The Future Of Vinyl

There has been a strong growth of interest in vinyl records from the warm sounds it produces to the gratification that collecting a vintage piece of music culture provides.

Over the past decade an industry that was thought to be dead, didn’t fully lose it’s following. Recent sales are even beginning to indicate that this classic medium’s return hasn’t gotten close to reaching its peak. Neilsen published their 2017 Year End Music Report for the United States showing that 14.3 million LPs were sold in the U.S., a 9% increase in units sold over 2016. This is a striking comparison when looking at a 19.6% drop in digital album sales, and a 16.5% fall in physical album sales.

With Neilsen’s focus of sales growth on mainly new or reissued vinyl, we can see that places like Urban Outfitters who idolize the vintage have created a buzz and attractiveness around physically owning music in a younger crowd. A crowd that was originally considered the generation to kill off the vinyl industry. Artists like Arctic Monkeys, Amy Winehouse, and the Gorillaz began selling albums on vinyl as well as CD that allowed having a tangible collection cool again with this younger generation.

But that’s not to discount the individuals who grew up on nothing but vinyl. Individuals who bought music from their favorite artists on fresh pressed PVC. Those who have collected decade’s worth of albums bought off the hard earned allowances of yester-year.

This corner of the market never stopped romanticizing the art of vinyl and made vintage local record stores and online selling of used, original pressings a booming enterprise. For some, searching online and digging through crates for a first issue or rare original mono pressing with the mint condition poster is what has kept them connected to the industry after all these years.
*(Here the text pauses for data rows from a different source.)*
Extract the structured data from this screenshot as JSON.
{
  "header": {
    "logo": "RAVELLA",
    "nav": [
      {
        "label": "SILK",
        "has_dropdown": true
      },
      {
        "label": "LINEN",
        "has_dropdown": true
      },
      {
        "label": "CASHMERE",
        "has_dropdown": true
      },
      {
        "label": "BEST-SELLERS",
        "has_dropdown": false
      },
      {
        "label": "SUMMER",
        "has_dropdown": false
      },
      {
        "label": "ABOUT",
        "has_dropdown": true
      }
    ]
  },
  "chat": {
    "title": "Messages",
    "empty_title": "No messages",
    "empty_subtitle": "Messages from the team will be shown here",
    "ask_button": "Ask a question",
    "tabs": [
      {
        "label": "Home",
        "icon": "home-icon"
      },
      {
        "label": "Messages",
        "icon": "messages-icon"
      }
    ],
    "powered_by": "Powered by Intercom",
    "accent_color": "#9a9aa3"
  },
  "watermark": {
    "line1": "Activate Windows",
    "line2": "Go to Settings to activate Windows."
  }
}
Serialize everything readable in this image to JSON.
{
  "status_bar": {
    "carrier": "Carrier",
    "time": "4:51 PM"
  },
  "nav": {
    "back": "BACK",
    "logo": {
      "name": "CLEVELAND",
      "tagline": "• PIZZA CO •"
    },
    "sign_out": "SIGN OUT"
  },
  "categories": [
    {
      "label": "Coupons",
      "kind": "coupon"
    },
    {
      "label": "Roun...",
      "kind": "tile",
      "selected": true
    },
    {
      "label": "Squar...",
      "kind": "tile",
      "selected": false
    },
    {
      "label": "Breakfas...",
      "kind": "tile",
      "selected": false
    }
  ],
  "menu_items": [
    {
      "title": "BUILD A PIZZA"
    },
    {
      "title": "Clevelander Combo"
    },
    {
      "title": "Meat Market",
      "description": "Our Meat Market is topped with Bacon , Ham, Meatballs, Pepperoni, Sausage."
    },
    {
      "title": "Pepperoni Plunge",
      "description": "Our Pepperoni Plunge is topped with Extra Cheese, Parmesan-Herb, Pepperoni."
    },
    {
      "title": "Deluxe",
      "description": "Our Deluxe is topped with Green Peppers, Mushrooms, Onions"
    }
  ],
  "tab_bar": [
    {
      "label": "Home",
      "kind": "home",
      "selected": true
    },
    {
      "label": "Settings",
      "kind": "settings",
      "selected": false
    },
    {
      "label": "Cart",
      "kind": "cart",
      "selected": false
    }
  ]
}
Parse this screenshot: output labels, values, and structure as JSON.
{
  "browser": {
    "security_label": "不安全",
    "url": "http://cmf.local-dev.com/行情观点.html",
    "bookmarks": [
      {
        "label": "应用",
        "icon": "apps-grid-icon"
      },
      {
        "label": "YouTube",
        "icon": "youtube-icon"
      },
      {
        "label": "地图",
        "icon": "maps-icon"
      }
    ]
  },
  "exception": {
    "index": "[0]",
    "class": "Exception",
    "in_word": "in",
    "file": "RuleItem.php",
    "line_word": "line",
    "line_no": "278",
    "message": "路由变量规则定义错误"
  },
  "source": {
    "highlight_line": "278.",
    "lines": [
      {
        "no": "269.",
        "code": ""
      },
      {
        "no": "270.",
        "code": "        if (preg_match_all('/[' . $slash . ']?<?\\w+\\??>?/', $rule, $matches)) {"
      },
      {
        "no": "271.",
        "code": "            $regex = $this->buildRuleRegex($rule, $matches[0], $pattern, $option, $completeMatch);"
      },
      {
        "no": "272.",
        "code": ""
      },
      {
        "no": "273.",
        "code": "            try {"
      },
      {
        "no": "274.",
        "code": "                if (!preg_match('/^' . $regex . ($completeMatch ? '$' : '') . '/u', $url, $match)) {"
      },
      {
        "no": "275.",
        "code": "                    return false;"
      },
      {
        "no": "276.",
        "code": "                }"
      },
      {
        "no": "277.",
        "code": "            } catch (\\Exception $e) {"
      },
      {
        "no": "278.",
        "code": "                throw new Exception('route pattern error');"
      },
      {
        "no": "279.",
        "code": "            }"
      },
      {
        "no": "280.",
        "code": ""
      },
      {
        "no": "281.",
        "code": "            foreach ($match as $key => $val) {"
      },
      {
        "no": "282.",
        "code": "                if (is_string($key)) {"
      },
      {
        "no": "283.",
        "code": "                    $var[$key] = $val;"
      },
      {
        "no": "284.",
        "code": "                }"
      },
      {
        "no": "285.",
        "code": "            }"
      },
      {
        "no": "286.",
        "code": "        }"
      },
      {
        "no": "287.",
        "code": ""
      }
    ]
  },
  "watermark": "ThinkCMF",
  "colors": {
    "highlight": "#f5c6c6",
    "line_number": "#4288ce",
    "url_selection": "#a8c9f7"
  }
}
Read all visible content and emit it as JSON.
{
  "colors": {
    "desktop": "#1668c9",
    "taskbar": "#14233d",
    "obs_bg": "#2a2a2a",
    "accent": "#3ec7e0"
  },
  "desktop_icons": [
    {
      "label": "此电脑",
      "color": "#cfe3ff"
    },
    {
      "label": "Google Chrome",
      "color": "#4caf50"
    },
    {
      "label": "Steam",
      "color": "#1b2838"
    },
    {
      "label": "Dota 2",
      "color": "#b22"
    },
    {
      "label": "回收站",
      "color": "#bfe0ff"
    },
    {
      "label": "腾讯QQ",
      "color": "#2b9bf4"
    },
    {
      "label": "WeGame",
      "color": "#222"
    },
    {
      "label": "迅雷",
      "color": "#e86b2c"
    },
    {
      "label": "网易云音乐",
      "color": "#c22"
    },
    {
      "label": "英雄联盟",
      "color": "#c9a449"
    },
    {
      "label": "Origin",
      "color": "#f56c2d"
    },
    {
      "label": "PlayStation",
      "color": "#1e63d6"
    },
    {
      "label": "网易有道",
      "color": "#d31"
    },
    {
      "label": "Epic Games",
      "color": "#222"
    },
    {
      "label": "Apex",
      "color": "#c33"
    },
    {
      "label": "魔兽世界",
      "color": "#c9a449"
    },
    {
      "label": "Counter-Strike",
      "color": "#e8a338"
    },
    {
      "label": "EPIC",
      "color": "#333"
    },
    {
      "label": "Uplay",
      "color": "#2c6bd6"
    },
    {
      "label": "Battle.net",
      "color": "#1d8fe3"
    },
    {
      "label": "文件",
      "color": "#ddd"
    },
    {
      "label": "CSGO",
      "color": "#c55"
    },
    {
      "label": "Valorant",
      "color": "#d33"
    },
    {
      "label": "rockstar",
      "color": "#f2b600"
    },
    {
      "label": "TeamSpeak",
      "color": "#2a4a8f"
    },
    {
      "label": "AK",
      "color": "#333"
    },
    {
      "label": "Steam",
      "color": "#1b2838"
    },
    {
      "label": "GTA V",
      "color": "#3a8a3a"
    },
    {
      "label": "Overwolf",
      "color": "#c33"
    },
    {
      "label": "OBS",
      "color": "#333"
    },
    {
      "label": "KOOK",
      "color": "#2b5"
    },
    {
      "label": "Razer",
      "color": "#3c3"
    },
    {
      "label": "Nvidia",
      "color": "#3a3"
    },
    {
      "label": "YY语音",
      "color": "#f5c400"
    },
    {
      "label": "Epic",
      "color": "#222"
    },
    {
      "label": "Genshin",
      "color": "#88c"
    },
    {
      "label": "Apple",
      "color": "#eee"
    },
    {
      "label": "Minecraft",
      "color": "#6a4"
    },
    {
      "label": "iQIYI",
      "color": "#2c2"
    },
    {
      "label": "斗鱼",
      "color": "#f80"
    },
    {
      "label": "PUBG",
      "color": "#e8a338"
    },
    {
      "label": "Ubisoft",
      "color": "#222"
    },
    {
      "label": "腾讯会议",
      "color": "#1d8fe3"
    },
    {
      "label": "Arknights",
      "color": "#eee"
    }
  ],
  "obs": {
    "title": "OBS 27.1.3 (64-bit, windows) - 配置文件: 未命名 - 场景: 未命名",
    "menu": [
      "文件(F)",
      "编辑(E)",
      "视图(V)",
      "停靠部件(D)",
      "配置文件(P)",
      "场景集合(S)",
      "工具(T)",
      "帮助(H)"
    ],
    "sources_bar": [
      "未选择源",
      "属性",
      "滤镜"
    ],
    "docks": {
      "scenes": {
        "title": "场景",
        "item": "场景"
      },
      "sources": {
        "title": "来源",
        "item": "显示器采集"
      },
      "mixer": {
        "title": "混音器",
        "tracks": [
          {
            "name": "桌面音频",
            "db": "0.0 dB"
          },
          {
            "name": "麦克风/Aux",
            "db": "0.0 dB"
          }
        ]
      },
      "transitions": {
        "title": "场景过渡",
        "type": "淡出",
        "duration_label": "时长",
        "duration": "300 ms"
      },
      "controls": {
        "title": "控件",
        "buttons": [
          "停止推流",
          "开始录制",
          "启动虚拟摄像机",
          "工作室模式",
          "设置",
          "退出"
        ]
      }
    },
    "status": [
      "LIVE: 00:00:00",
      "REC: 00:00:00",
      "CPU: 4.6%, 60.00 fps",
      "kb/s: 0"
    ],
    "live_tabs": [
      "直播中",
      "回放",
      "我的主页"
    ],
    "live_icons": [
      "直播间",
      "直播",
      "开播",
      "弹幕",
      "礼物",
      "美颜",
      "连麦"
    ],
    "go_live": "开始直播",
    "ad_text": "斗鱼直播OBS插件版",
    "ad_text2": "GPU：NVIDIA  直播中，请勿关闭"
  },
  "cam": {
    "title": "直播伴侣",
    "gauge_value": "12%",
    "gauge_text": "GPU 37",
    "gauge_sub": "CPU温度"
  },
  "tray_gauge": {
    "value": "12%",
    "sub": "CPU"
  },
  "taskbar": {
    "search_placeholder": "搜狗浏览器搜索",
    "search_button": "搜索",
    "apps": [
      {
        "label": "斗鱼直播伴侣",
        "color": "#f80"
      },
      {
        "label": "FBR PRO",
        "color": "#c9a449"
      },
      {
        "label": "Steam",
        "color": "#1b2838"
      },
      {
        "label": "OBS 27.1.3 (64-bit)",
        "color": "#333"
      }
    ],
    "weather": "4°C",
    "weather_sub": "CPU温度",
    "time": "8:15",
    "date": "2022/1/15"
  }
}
Sales from independent sellers have proven that this treasure hunt has been a huge factor in what has kept the value of these early releases growing strong.

For Deano’s consistent customer base, these are the exact things that he offers. At prices comparable to what recent reissues are going for but at the authentic quality and sound that is not digitally altered. Great classics like Elvis, Pink Floyd or Johnny Cash as well as modern artists Black Sabbath, Fleetwood Mac and Michael Jackson sell like hot cakes and offer something special for anyone looking to add or start a record collection.

Not only through websites like Amazon or Discogs but with inventory selling through at local shops like Holy Cow and Vortex Records we’re getting all the signs of a bright and beautiful future for the industry of vinyl.


Written by: Clarrissa Sparkman